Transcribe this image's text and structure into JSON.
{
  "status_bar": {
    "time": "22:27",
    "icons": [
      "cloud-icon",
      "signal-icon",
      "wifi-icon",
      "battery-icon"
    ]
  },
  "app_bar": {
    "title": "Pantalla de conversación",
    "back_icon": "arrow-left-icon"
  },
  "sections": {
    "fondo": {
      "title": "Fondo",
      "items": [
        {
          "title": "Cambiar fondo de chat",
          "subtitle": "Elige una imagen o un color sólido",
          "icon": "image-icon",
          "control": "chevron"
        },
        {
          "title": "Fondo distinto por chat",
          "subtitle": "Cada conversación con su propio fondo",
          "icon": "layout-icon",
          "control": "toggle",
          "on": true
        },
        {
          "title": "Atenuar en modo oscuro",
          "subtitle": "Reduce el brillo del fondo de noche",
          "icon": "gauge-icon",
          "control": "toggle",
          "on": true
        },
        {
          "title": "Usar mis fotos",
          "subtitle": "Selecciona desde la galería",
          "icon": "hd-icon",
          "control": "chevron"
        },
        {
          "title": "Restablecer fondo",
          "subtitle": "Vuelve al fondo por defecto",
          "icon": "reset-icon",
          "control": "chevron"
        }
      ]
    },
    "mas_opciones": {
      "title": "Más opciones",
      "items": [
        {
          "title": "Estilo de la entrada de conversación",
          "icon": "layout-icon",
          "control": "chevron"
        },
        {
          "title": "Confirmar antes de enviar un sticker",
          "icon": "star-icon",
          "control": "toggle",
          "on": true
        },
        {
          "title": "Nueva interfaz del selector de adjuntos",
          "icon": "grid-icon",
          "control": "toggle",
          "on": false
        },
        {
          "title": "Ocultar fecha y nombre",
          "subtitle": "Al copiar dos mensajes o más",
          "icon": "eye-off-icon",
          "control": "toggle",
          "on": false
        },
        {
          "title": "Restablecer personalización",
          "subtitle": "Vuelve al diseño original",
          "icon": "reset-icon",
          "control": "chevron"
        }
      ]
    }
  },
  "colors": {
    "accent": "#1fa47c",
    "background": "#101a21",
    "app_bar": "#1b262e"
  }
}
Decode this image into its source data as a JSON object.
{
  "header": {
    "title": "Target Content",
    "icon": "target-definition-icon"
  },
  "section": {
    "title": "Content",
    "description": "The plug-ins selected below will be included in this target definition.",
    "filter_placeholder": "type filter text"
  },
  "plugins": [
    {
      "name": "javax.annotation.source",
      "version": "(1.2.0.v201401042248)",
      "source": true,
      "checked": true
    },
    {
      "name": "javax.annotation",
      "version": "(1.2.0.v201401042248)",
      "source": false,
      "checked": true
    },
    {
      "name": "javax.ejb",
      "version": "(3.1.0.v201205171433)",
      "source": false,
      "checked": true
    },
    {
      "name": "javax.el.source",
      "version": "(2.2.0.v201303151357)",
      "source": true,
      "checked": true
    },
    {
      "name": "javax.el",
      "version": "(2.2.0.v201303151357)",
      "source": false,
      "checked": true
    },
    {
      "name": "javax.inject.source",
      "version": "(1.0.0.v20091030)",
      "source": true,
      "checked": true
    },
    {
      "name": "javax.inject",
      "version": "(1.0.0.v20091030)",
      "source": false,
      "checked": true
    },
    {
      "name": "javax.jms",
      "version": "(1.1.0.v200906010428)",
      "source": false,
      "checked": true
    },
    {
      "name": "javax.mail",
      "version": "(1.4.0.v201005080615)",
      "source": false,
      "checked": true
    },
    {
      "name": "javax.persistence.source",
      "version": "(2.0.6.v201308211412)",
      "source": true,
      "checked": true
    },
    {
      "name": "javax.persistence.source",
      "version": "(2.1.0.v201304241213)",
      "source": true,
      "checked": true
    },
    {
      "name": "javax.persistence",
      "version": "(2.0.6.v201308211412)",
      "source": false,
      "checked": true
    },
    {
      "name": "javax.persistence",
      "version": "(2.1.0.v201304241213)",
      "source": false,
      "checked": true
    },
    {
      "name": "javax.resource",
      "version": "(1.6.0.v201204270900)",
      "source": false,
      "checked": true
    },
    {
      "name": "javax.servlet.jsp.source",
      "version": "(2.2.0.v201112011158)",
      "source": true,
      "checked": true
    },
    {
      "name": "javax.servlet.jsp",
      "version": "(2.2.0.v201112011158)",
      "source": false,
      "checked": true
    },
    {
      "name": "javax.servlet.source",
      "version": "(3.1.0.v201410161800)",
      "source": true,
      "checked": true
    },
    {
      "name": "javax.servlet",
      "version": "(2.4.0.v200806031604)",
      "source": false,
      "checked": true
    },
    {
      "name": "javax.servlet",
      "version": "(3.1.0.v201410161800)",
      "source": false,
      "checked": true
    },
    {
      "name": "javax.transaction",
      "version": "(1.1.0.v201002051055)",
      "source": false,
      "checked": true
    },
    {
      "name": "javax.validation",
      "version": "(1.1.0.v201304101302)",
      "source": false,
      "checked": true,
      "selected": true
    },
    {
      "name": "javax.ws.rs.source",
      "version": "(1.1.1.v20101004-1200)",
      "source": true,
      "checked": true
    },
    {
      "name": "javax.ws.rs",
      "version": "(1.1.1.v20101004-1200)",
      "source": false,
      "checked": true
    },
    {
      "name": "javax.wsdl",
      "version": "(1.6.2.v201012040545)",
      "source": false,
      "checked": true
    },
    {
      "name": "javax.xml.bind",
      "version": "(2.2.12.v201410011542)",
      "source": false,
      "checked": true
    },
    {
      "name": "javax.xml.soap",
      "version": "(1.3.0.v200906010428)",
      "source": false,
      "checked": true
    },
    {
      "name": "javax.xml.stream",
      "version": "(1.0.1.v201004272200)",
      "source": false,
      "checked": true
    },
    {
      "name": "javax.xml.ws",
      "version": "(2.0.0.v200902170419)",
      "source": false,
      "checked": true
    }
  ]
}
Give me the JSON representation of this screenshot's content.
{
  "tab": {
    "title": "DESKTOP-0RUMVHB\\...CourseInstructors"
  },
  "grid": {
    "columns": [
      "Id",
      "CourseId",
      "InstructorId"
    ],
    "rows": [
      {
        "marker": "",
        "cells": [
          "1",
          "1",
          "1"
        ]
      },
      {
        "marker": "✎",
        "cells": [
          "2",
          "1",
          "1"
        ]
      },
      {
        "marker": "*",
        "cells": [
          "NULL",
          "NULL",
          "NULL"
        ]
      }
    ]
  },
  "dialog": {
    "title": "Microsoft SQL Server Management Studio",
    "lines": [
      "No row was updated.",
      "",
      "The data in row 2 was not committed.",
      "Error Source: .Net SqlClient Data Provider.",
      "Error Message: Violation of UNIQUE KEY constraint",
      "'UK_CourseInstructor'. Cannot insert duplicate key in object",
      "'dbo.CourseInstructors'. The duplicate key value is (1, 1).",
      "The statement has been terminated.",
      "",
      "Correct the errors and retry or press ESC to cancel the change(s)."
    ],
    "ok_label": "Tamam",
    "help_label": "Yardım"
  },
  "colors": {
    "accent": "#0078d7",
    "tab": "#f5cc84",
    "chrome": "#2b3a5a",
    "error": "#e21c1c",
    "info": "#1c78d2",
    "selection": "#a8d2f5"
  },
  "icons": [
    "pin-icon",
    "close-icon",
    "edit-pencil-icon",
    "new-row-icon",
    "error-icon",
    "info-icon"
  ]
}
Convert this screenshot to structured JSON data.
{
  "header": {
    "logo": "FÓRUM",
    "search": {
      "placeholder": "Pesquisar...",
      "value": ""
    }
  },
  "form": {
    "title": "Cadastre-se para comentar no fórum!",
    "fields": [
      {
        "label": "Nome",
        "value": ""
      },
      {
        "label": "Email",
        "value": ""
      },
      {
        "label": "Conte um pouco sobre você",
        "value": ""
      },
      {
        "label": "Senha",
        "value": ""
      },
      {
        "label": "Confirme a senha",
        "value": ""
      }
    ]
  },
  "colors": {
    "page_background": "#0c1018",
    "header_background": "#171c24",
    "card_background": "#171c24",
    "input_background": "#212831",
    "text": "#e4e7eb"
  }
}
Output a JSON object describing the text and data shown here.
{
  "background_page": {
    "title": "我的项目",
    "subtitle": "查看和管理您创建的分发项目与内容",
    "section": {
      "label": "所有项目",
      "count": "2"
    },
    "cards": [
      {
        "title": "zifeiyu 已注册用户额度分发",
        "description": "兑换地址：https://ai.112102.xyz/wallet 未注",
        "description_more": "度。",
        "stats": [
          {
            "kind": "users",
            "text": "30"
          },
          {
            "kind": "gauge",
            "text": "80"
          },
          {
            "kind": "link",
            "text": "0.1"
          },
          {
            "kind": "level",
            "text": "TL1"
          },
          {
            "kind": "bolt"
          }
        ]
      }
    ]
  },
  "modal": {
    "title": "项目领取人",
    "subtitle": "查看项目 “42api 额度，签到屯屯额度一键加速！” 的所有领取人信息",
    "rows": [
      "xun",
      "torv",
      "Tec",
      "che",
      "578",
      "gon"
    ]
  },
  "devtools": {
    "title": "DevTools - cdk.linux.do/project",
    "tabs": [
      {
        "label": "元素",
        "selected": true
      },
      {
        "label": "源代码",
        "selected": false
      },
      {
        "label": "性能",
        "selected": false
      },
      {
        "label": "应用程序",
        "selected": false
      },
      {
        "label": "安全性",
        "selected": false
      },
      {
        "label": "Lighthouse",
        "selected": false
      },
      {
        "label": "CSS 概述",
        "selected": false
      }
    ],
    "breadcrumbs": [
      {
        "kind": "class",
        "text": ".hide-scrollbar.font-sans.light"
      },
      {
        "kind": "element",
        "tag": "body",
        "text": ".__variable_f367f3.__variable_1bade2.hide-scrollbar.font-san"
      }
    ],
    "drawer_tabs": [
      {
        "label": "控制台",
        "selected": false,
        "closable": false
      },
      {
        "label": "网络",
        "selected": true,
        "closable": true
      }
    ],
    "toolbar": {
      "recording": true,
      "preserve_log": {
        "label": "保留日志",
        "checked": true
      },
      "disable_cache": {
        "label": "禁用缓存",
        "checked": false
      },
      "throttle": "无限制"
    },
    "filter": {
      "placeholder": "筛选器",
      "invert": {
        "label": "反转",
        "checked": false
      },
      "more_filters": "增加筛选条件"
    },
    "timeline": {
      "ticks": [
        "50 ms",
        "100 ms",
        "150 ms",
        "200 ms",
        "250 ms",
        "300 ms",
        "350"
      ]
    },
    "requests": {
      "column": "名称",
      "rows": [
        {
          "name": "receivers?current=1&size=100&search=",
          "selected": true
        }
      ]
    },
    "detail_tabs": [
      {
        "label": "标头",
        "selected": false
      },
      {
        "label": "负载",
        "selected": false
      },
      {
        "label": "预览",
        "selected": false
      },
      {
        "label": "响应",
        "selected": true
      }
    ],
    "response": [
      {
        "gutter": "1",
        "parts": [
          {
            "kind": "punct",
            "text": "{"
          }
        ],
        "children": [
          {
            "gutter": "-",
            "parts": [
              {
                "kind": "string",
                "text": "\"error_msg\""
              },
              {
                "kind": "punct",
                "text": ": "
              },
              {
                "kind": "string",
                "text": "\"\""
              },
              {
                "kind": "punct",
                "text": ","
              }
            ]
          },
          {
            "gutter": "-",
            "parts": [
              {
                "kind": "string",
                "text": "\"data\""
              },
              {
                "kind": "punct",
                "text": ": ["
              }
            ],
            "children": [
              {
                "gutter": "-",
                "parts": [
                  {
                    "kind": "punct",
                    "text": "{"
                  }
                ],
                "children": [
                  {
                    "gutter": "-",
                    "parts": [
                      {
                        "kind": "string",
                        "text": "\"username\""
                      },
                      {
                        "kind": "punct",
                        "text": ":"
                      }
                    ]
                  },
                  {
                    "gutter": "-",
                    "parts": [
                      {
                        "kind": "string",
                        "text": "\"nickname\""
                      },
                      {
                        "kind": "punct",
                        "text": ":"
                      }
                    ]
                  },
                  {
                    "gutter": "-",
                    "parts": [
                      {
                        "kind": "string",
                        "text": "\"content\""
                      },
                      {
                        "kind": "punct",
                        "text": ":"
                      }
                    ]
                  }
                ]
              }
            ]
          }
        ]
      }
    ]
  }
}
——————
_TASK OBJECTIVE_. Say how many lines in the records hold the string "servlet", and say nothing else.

_ANSWER BOX_. 5